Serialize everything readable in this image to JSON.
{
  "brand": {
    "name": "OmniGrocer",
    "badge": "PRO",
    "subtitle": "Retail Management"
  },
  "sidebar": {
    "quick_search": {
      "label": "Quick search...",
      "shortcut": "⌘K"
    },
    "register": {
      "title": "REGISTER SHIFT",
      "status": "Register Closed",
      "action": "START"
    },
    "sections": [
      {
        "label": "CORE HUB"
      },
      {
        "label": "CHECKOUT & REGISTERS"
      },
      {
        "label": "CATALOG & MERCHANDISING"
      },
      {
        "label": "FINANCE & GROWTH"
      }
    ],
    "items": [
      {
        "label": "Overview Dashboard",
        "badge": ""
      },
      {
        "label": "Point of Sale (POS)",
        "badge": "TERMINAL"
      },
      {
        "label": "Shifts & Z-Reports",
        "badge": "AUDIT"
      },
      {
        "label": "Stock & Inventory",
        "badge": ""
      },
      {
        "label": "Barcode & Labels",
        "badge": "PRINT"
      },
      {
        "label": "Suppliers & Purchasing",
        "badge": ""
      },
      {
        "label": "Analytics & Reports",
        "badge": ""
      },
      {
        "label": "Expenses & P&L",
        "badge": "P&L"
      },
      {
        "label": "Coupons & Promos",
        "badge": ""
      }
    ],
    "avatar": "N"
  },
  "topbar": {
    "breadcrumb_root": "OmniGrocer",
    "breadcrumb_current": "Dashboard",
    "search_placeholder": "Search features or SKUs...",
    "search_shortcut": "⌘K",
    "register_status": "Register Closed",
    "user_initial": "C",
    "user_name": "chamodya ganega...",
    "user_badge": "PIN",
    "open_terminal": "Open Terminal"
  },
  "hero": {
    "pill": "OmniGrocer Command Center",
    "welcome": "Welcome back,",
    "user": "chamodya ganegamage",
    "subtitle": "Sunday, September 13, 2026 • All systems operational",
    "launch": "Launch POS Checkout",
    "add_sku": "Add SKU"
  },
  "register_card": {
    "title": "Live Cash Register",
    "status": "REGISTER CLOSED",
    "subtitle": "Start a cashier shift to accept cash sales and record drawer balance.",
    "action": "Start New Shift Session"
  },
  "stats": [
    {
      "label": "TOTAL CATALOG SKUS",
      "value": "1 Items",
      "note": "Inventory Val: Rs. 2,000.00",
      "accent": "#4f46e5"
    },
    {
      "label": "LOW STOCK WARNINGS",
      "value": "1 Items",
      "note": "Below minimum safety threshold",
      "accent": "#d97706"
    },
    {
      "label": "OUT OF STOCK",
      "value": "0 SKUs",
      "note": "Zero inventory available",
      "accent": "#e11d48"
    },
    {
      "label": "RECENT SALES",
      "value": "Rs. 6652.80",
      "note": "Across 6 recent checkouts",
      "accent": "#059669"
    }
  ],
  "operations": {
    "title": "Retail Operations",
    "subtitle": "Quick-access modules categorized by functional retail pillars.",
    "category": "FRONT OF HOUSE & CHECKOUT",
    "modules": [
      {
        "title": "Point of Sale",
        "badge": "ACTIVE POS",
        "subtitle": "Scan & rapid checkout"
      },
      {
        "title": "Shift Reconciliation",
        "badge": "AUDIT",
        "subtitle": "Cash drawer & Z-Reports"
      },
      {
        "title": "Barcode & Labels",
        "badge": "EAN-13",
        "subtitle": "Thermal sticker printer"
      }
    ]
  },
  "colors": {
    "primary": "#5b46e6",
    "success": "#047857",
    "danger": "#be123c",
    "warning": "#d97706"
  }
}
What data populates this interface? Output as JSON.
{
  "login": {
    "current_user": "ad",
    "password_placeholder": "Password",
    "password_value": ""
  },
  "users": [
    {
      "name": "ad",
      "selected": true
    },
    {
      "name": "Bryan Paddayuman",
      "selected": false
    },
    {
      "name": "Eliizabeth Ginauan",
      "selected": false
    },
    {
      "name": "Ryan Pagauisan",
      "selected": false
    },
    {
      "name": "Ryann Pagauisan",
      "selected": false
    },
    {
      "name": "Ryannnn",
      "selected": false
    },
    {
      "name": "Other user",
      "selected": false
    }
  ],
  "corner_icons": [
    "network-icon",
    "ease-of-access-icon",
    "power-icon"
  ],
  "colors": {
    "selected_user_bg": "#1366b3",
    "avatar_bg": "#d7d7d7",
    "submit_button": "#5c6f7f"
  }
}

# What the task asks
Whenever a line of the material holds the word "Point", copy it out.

# Expected answer
        "label": "Point of Sale (POS)",
        "title": "Point of Sale",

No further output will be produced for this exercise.